|US7669045||Feb 23, 2010||Dell Products L.P.||System and method for aggregating shelf IDs in a fibre channel storage loop|
|US20040215842 *||May 24, 2004||Oct 28, 2004||Dell Products L.P.||System and method for aggregating shelf IDs in a fibre channel storage loop|
|US20080177903 *||Mar 25, 2008||Jul 24, 2008||Dell Products L.P.||System and Method for Aggregating Shelf IDS in a Fibre Channel Storage Loop|
|US20080193096 *||Feb 6, 2008||Aug 14, 2008||Preformed Line Products Company||Center-lock aerial slack cable storage bracket|
|EP0989432A2 *||Sep 24, 1999||Mar 29, 2000||Thomas & Betts International, Inc.||Adjustable fiber optic cable storage unit|
|WO1999005555A1 *||Jul 20, 1998||Feb 4, 1999||Forrester Joseph H||Method and apparatus for storing surplus adss cable|
|WO2016025937A1 *||Aug 17, 2015||Feb 18, 2016||Hubbell Incorporated||Apparatus for supporting cable|
|International Classification||G02B6/44, G02B6/48|
|Cooperative Classification||G02B6/4471, G02B6/4422, G02B6/483|
|European Classification||G02B6/48A, G02B6/44C8Z, G02B6/44C6A2|
|Dec 13, 1993||AS||Assignment|
Owner name: MULTILINK, INC., OHIO
Free format text: ASSIGNMENT OF ASSIGNORS INTEREST;ASSIGNOR:KAPLAN, STEVE E.;REEL/FRAME:006837/0736
Effective date: 19931208

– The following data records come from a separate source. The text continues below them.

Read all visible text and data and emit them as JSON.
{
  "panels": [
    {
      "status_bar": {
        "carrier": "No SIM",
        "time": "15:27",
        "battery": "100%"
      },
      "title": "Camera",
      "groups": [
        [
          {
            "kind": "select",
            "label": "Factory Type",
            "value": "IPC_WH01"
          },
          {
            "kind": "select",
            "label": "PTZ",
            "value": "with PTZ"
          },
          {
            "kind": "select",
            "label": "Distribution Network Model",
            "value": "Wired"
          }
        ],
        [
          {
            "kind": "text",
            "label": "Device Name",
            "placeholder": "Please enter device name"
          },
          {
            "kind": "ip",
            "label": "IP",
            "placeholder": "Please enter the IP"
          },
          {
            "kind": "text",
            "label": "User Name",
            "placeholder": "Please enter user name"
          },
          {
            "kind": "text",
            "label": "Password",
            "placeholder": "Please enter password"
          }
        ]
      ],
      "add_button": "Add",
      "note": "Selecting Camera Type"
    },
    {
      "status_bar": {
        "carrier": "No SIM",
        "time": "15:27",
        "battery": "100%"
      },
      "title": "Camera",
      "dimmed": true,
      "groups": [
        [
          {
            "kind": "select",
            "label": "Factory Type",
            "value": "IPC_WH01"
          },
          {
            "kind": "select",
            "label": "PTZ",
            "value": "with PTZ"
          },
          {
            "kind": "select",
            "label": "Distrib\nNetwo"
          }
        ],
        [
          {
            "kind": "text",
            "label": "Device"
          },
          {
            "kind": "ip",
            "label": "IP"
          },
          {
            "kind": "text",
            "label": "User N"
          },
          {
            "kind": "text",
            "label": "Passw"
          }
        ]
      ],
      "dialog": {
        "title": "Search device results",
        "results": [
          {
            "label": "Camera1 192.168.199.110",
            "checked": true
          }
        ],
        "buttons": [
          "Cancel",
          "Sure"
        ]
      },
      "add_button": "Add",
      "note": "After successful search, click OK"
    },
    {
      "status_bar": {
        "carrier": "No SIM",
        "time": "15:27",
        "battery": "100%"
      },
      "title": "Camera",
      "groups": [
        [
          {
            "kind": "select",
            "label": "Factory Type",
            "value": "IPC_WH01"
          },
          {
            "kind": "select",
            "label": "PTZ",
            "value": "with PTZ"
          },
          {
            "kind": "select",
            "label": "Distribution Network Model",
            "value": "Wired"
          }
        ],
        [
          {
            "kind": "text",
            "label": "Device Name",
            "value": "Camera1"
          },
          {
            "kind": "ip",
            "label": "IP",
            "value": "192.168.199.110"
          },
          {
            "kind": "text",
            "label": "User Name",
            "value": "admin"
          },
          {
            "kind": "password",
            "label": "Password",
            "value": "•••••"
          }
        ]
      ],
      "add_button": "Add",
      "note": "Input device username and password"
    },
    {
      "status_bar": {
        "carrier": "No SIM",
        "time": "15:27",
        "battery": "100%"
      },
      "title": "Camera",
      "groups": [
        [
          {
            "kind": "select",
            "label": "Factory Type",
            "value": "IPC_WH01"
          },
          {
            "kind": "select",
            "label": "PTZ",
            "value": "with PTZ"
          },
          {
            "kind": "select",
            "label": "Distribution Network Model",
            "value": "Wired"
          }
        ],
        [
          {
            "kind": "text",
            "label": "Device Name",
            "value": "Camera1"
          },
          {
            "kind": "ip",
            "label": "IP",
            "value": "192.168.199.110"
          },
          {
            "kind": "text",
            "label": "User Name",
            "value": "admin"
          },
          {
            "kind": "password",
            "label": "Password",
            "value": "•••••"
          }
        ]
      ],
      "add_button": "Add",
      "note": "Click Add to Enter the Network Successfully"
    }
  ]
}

|Nov 10, 1998||REMI||Maintenance fee reminder mailed|
|Apr 12, 1999||FPAY||Fee payment|
Year of fee payment: 4
|Apr 12, 1999||SULP||Surcharge for late payment|
|Sep 4, 2001||AS||Assignment|
Owner name: CHARTER ONE BANK, F.S.B., OHIO
Free format text: ASSIGNMENT OF ASSIGNORS INTEREST;ASSIGNOR:MULTILINK, INC.;REEL/FRAME:012134/0230
Effective date: 20010820
|Aug 19, 2002||FPAY||Fee payment|
Year of fee payment: 8
|Jan 3, 2005||AS||Assignment|
Owner name: JPMORGAN CHASE BANK, N.A., OHIO
Free format text: SECURITY AGREEMENT;ASSIGNOR:MULTILINK INC.;REEL/FRAME:015503/0530
Effective date: 20041221
|Sep 15, 2006||FPAY||Fee payment|
Year of fee payment: 12
|Dec 6, 2012||AS||Assignment|
Owner name: MULTILINK INC., OHIO
Free format text: RELEASE BY SECURED PARTY;ASSIGNOR:JPMORGAN CHASE BANK, N.A.;REEL/FRAME:029415/0927
Effective date: 20121204
|Feb 7, 2013||AS||Assignment|
Owner name: WELLS FARGO BANK, NATIONAL ASSOCIATION, OHIO
Free format text: SECURITY AGREEMENT;ASSIGNOR:MULTILINK INC.;REEL/FRAME:029769/0395
Effective date: 20130125
|Apr 21, 2015||AS||Assignment|
Owner name: MULTILINK INC., OHIO
Free format text: RELEASE BY SECURED PARTY;ASSIGNOR:WELLS FARGO BANK, NATIONAL ASSOCIATION;REEL/FRAME:035455/0205
Effective date: 20150420